But even worse is the random full-frontal nudity in two sequences. I can forgive the first shot in the opening scene with Miles, but the sequence where Shane--in conversation with his brother--decides to bare all and jump into a hot tub (with Everett watching and his mother inside hosting a dinner party!) is inexcusable, an insult to the intelligence of gay viewers tired of the directive that we need to see penis to enjoy a film ("Shane, you know mom doesn't want you doing this when there's company here!"). I have nothing against penis, but when it's this blatant, it deserves admonishment. (You also get a tickle fight and a mishap involving a garden sprinkler just after Everett and Chase change into their tank tops...how convenient!).
Everett isn't done any favors by the editing, which results in a few (unintentionally?) funny moments: "Damn, bro, you've got discipline!" says Shane, complimenting his brother's loyalty to Miles as he refuses to submit to his lusty thoughts for Chase. "No, I just have responsibility," answers Everett. "There's this line; I can't cross it..." (The scene is immediately followed by Everett making out on the couch with Chase.) Lewis has more problems behind the camera--the shots are composed to maximum maudlin effect, stripping the film of any honesty as it tries to pull at your heartstrings. That's never more obvious than in a shot where Montgomery--rolling around in bed with Bradley--seems to go out of his way to find the right spot in the light to perfectly highlight the solo tear stream that cascades down his nose.
Another scene features Everett--on the phone with his partner--placing his hand on Chase's shoulder from behind, his first display of physical affection. Not only is the moment ruined by Everett's callousness to Miles, it's also destroyed by Montgomery's reaction--his over-dramatic acknowledgment (a change in facial expression and a tilt of the head) leads me to believe that very little is thought of us viewers, as if we won't "get" the importance without the exaggerated visual cues.
Lewis attempts to tie these fractured relationships--and the lost characters' struggles to find their way in life--to the strong and powerful redwoods ("Wow, they make you feel so...insignificant"), and the location shoot in Guerneville provides some beautiful shots. But the comparison ultimately works against the film--the trees are assured, confident and natural, while Redwoods is anything but. That may be Lewis' point, but he doesn't do anything with it. There are no surprises along the way--the Alphabet Song is less predictable than this film--and we've seen everything here before (in misfires from both mainstream and gay cinema).
Early on in the film, Shane turns to his brother and says: "You gotta make a mess of things sometimes." Sadly, Lewis and his cast took that advice a tad too literally, which is disappointing because it's clear the intentions here were admirable.
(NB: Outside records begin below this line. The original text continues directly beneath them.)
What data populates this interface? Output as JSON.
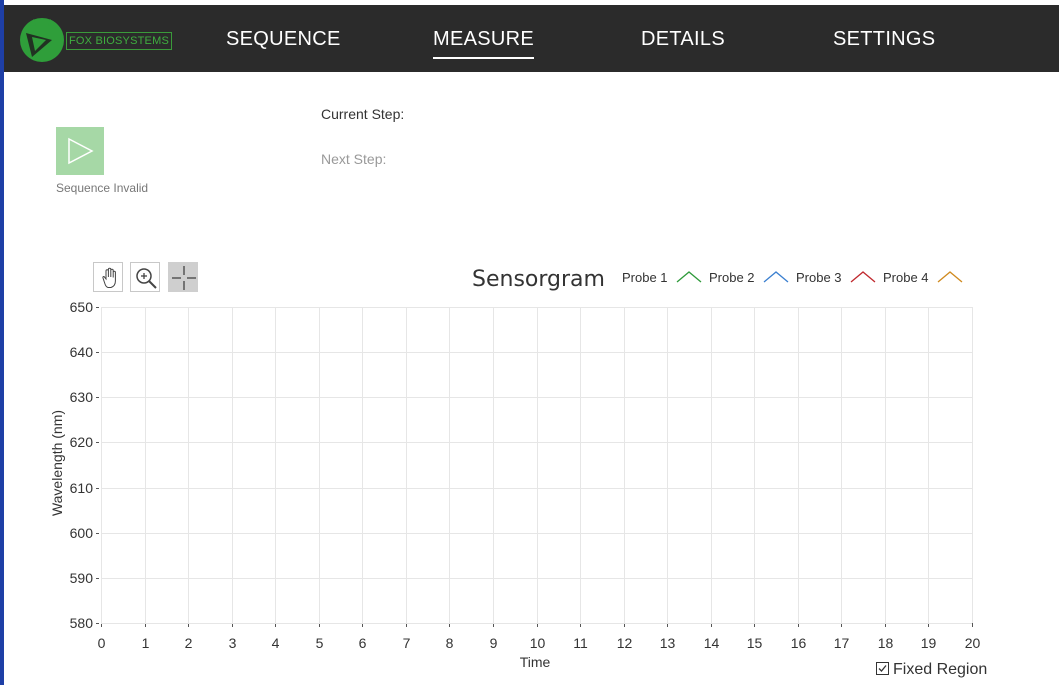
{
  "app": {
    "brand": "FOX BIOSYSTEMS"
  },
  "nav": {
    "tabs": [
      {
        "label": "SEQUENCE",
        "active": false
      },
      {
        "label": "MEASURE",
        "active": true
      },
      {
        "label": "DETAILS",
        "active": false
      },
      {
        "label": "SETTINGS",
        "active": false
      }
    ]
  },
  "controls": {
    "play_icon": "play-icon",
    "sequence_status": "Sequence Invalid",
    "current_step_label": "Current Step:",
    "next_step_label": "Next Step:"
  },
  "toolbar": {
    "tools": [
      {
        "name": "pan",
        "icon": "hand-icon",
        "active": false
      },
      {
        "name": "zoom",
        "icon": "zoom-in-icon",
        "active": false
      },
      {
        "name": "crosshair",
        "icon": "crosshair-icon",
        "active": true
      }
    ]
  },
  "fixed_region": {
    "label": "Fixed Region",
    "checked": true
  },
  "colors": {
    "nav_bg": "#2b2b2b",
    "brand_green": "#3fae3f",
    "play_button": "#a6d8a6",
    "probe1": "#2e9a3a",
    "probe2": "#3a7fd0",
    "probe3": "#c0282d",
    "probe4": "#d08a1e"
  },
  "chart_data": {
    "type": "line",
    "title": "Sensorgram",
    "xlabel": "Time",
    "ylabel": "Wavelength (nm)",
    "xlim": [
      0,
      20
    ],
    "ylim": [
      580,
      650
    ],
    "x_ticks": [
      "0",
      "1",
      "2",
      "3",
      "4",
      "5",
      "6",
      "7",
      "8",
      "9",
      "10",
      "11",
      "12",
      "13",
      "14",
      "15",
      "16",
      "17",
      "18",
      "19",
      "20"
    ],
    "y_ticks": [
      "650",
      "640",
      "630",
      "620",
      "610",
      "600",
      "590",
      "580"
    ],
    "grid": true,
    "legend_position": "top-right",
    "series": [
      {
        "name": "Probe 1",
        "color": "#2e9a3a",
        "values": []
      },
      {
        "name": "Probe 2",
        "color": "#3a7fd0",
        "values": []
      },
      {
        "name": "Probe 3",
        "color": "#c0282d",
        "values": []
      },
      {
        "name": "Probe 4",
        "color": "#d08a1e",
        "values": []
      }
    ]
  }
}
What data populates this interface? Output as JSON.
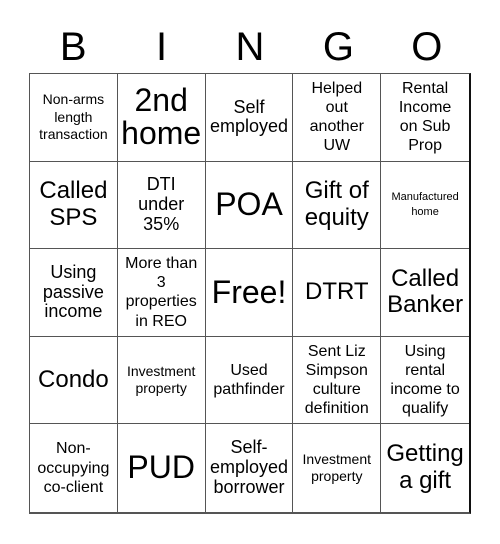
{
  "title_letters": [
    "B",
    "I",
    "N",
    "G",
    "O"
  ],
  "cells": [
    {
      "text": "Non-arms\nlength\ntransaction",
      "size": "s-xs"
    },
    {
      "text": "2nd\nhome",
      "size": "s-xl"
    },
    {
      "text": "Self\nemployed",
      "size": "s-md"
    },
    {
      "text": "Helped\nout\nanother\nUW",
      "size": "s-sm"
    },
    {
      "text": "Rental\nIncome\non Sub\nProp",
      "size": "s-sm"
    },
    {
      "text": "Called\nSPS",
      "size": "s-lg"
    },
    {
      "text": "DTI\nunder\n35%",
      "size": "s-md"
    },
    {
      "text": "POA",
      "size": "s-xl"
    },
    {
      "text": "Gift of\nequity",
      "size": "s-lg"
    },
    {
      "text": "Manufactured\nhome",
      "size": "s-xxs"
    },
    {
      "text": "Using\npassive\nincome",
      "size": "s-md"
    },
    {
      "text": "More than\n3\nproperties\nin REO",
      "size": "s-sm"
    },
    {
      "text": "Free!",
      "size": "s-xl"
    },
    {
      "text": "DTRT",
      "size": "s-lg"
    },
    {
      "text": "Called\nBanker",
      "size": "s-lg"
    },
    {
      "text": "Condo",
      "size": "s-lg"
    },
    {
      "text": "Investment\nproperty",
      "size": "s-xs"
    },
    {
      "text": "Used\npathfinder",
      "size": "s-sm"
    },
    {
      "text": "Sent Liz\nSimpson\nculture\ndefinition",
      "size": "s-sm"
    },
    {
      "text": "Using\nrental\nincome to\nqualify",
      "size": "s-sm"
    },
    {
      "text": "Non-\noccupying\nco-client",
      "size": "s-sm"
    },
    {
      "text": "PUD",
      "size": "s-xl"
    },
    {
      "text": "Self-\nemployed\nborrower",
      "size": "s-md"
    },
    {
      "text": "Investment\nproperty",
      "size": "s-xs"
    },
    {
      "text": "Getting\na gift",
      "size": "s-lg"
    }
  ]
}
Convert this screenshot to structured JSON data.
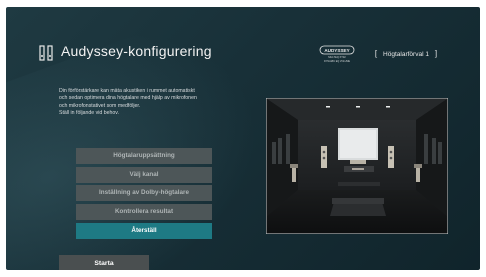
{
  "header": {
    "title": "Audyssey-konfigurering",
    "brand_logo_text": "AUDYSSEY MULTEQ XT32 DYNAMIC EQ VOLUME",
    "preset_bracket_left": "[",
    "preset_label": "Högtalarförval 1",
    "preset_bracket_right": "]"
  },
  "description": {
    "line1": "Din förförstärkare kan mäta akustiken i rummet automatiskt",
    "line2": "och sedan optimera dina högtalare med hjälp av mikrofonen",
    "line3": "och mikrofonstativet som medföljer.",
    "line4": "Ställ in följande vid behov."
  },
  "menu": {
    "items": [
      {
        "label": "Högtalaruppsättning"
      },
      {
        "label": "Välj kanal"
      },
      {
        "label": "Inställning av Dolby-högtalare"
      },
      {
        "label": "Kontrollera resultat"
      },
      {
        "label": "Återställ"
      }
    ],
    "selected": "Återställ"
  },
  "start_button": {
    "label": "Starta"
  },
  "colors": {
    "background": "#183038",
    "menu_item": "#4d5658",
    "menu_selected": "#1e7a84",
    "start_button": "#4a4f50"
  },
  "icons": {
    "header": "speaker-pair-icon",
    "illustration": "home-theater-room-illustration"
  }
}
I've seen many disposable films that never had a chance--this one does, which makes the failure all the more painful. There's heart here, but in the end it's far too sappy for its own good.
The behind the scenes (1:25) clip is actually two bloopers (nothing too funny), while Interview with Matthew Montgomery (4:53) features Robby-O of website Homopop.com interviewing the actor in a semi-staged chat that covers how the actor creates chemistry on camera, growing up in Texas and "shrinkage" on set. The film's trailer, a photo gallery and trailers for other TLA releases are also included.